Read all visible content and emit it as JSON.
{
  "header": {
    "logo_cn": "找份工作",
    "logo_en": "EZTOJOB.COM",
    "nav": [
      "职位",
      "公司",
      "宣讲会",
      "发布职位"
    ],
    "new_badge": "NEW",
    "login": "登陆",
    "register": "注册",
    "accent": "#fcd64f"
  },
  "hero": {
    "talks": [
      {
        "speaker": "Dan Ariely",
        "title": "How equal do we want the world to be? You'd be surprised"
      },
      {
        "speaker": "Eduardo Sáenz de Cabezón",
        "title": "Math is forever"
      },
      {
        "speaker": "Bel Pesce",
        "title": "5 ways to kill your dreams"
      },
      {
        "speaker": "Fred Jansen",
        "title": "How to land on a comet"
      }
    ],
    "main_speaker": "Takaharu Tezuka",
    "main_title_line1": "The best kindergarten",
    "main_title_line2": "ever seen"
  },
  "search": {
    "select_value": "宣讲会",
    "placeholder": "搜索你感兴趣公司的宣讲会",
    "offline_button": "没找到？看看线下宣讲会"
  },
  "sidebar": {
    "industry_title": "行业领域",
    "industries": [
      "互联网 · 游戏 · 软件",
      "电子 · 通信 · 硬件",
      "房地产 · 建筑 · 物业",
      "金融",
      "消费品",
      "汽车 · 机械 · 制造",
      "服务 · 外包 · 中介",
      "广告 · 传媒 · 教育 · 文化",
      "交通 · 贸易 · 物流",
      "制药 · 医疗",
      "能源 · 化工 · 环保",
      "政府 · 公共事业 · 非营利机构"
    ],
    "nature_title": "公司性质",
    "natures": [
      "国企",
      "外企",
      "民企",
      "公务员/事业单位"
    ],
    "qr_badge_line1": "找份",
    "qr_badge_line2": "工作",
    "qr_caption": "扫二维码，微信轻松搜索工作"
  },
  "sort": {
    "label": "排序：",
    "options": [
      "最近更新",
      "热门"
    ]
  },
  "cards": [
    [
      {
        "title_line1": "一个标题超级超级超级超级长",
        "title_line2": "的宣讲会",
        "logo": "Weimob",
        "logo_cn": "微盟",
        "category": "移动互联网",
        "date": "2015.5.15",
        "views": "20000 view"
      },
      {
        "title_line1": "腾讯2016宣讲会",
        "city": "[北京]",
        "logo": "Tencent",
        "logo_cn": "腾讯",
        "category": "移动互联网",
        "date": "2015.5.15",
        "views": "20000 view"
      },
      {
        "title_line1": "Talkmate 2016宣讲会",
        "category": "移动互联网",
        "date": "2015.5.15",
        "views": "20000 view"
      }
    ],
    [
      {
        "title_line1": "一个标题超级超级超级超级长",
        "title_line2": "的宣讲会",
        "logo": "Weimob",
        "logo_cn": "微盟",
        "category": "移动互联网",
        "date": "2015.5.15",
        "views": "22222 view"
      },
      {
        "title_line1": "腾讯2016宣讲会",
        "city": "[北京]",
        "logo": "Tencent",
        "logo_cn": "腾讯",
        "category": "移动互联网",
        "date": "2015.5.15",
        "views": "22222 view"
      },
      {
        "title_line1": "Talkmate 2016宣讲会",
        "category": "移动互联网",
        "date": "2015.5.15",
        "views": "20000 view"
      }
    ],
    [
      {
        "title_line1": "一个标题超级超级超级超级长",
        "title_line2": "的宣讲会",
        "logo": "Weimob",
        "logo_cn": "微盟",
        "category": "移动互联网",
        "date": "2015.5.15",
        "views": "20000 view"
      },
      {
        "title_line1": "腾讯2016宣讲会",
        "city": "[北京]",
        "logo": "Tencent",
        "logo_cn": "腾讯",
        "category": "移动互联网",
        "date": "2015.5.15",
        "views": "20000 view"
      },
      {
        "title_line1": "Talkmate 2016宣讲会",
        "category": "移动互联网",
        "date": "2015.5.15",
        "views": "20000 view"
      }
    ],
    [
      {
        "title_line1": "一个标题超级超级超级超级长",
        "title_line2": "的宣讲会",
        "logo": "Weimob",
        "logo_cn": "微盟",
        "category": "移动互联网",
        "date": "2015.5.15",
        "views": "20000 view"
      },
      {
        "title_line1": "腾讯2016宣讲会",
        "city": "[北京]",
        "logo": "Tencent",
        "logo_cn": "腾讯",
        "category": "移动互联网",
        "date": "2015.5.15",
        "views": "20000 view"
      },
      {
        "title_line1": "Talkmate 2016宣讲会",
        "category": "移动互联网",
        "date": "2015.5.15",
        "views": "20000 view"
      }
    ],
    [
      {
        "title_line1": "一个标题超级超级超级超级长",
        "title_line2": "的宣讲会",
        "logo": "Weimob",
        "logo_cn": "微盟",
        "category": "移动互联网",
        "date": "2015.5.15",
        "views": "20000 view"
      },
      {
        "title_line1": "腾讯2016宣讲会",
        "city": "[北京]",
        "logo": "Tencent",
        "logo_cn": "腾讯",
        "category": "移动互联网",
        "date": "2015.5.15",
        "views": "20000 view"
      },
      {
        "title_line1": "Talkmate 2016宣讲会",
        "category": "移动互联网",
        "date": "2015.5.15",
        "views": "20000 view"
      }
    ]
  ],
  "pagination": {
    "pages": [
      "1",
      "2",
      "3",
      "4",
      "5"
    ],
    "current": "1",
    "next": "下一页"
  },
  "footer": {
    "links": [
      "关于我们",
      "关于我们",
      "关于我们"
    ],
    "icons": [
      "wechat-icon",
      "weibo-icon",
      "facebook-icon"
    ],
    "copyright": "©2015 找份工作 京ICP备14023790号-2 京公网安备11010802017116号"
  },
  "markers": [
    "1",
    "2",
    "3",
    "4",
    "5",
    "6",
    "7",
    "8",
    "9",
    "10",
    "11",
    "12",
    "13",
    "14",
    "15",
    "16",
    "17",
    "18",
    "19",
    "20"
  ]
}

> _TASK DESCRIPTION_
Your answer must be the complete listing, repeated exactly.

> _COMPLETED TASK_
Read all visible content and emit it as JSON.
{
  "header": {
    "logo_cn": "找份工作",
    "logo_en": "EZTOJOB.COM",
    "nav": [
      "职位",
      "公司",
      "宣讲会",
      "发布职位"
    ],
    "new_badge": "NEW",
    "login": "登陆",
    "register": "注册",
    "accent": "#fcd64f"
  },
  "hero": {
    "talks": [
      {
        "speaker": "Dan Ariely",
        "title": "How equal do we want the world to be? You'd be surprised"
      },
      {
        "speaker": "Eduardo Sáenz de Cabezón",
        "title": "Math is forever"
      },
      {
        "speaker": "Bel Pesce",
        "title": "5 ways to kill your dreams"
      },
      {
        "speaker": "Fred Jansen",
        "title": "How to land on a comet"
      }
    ],
    "main_speaker": "Takaharu Tezuka",
    "main_title_line1": "The best kindergarten",
    "main_title_line2": "ever seen"
  },
  "search": {
    "select_value": "宣讲会",
    "placeholder": "搜索你感兴趣公司的宣讲会",
    "offline_button": "没找到？看看线下宣讲会"
  },
  "sidebar": {
    "industry_title": "行业领域",
    "industries": [
      "互联网 · 游戏 · 软件",
      "电子 · 通信 · 硬件",
      "房地产 · 建筑 · 物业",
      "金融",
      "消费品",
      "汽车 · 机械 · 制造",
      "服务 · 外包 · 中介",
      "广告 · 传媒 · 教育 · 文化",
      "交通 · 贸易 · 物流",
      "制药 · 医疗",
      "能源 · 化工 · 环保",
      "政府 · 公共事业 · 非营利机构"
    ],
    "nature_title": "公司性质",
    "natures": [
      "国企",
      "外企",
      "民企",
      "公务员/事业单位"
    ],
    "qr_badge_line1": "找份",
    "qr_badge_line2": "工作",
    "qr_caption": "扫二维码，微信轻松搜索工作"
  },
  "sort": {
    "label": "排序：",
    "options": [
      "最近更新",
      "热门"
    ]
  },
  "cards": [
    [
      {
        "title_line1": "一个标题超级超级超级超级长",
        "title_line2": "的宣讲会",
        "logo": "Weimob",
        "logo_cn": "微盟",
        "category": "移动互联网",
        "date": "2015.5.15",
        "views": "20000 view"
      },
      {
        "title_line1": "腾讯2016宣讲会",
        "city": "[北京]",
        "logo": "Tencent",
        "logo_cn": "腾讯",
        "category": "移动互联网",
        "date": "2015.5.15",
        "views": "20000 view"
      },
      {
        "title_line1": "Talkmate 2016宣讲会",
        "category": "移动互联网",
        "date": "2015.5.15",
        "views": "20000 view"
      }
    ],
    [
      {
        "title_line1": "一个标题超级超级超级超级长",
        "title_line2": "的宣讲会",
        "logo": "Weimob",
        "logo_cn": "微盟",
        "category": "移动互联网",
        "date": "2015.5.15",
        "views": "22222 view"
      },
      {
        "title_line1": "腾讯2016宣讲会",
        "city": "[北京]",
        "logo": "Tencent",
        "logo_cn": "腾讯",
        "category": "移动互联网",
        "date": "2015.5.15",
        "views": "22222 view"
      },
      {
        "title_line1": "Talkmate 2016宣讲会",
        "category": "移动互联网",
        "date": "2015.5.15",
        "views": "20000 view"
      }
    ],
    [
      {
        "title_line1": "一个标题超级超级超级超级长",
        "title_line2": "的宣讲会",
        "logo": "Weimob",
        "logo_cn": "微盟",
        "category": "移动互联网",
        "date": "2015.5.15",
        "views": "20000 view"
      },
      {
        "title_line1": "腾讯2016宣讲会",
        "city": "[北京]",
        "logo": "Tencent",
        "logo_cn": "腾讯",
        "category": "移动互联网",
        "date": "2015.5.15",
        "views": "20000 view"
      },
      {
        "title_line1": "Talkmate 2016宣讲会",
        "category": "移动互联网",
        "date": "2015.5.15",
        "views": "20000 view"
      }
    ],
    [
      {
        "title_line1": "一个标题超级超级超级超级长",
        "title_line2": "的宣讲会",
        "logo": "Weimob",
        "logo_cn": "微盟",
        "category": "移动互联网",
        "date": "2015.5.15",
        "views": "20000 view"
      },
      {
        "title_line1": "腾讯2016宣讲会",
        "city": "[北京]",
        "logo": "Tencent",
        "logo_cn": "腾讯",
        "category": "移动互联网",
        "date": "2015.5.15",
        "views": "20000 view"
      },
      {
        "title_line1": "Talkmate 2016宣讲会",
        "category": "移动互联网",
        "date": "2015.5.15",
        "views": "20000 view"
      }
    ],
    [
      {
        "title_line1": "一个标题超级超级超级超级长",
        "title_line2": "的宣讲会",
        "logo": "Weimob",
        "logo_cn": "微盟",
        "category": "移动互联网",
        "date": "2015.5.15",
        "views": "20000 view"
      },
      {
        "title_line1": "腾讯2016宣讲会",
        "city": "[北京]",
        "logo": "Tencent",
        "logo_cn": "腾讯",
        "category": "移动互联网",
        "date": "2015.5.15",
        "views": "20000 view"
      },
      {
        "title_line1": "Talkmate 2016宣讲会",
        "category": "移动互联网",
        "date": "2015.5.15",
        "views": "20000 view"
      }
    ]
  ],
  "pagination": {
    "pages": [
      "1",
      "2",
      "3",
      "4",
      "5"
    ],
    "current": "1",
    "next": "下一页"
  },
  "footer": {
    "links": [
      "关于我们",
      "关于我们",
      "关于我们"
    ],
    "icons": [
      "wechat-icon",
      "weibo-icon",
      "facebook-icon"
    ],
    "copyright": "©2015 找份工作 京ICP备14023790号-2 京公网安备11010802017116号"
  },
  "markers": [
    "1",
    "2",
    "3",
    "4",
    "5",
    "6",
    "7",
    "8",
    "9",
    "10",
    "11",
    "12",
    "13",
    "14",
    "15",
    "16",
    "17",
    "18",
    "19",
    "20"
  ]
}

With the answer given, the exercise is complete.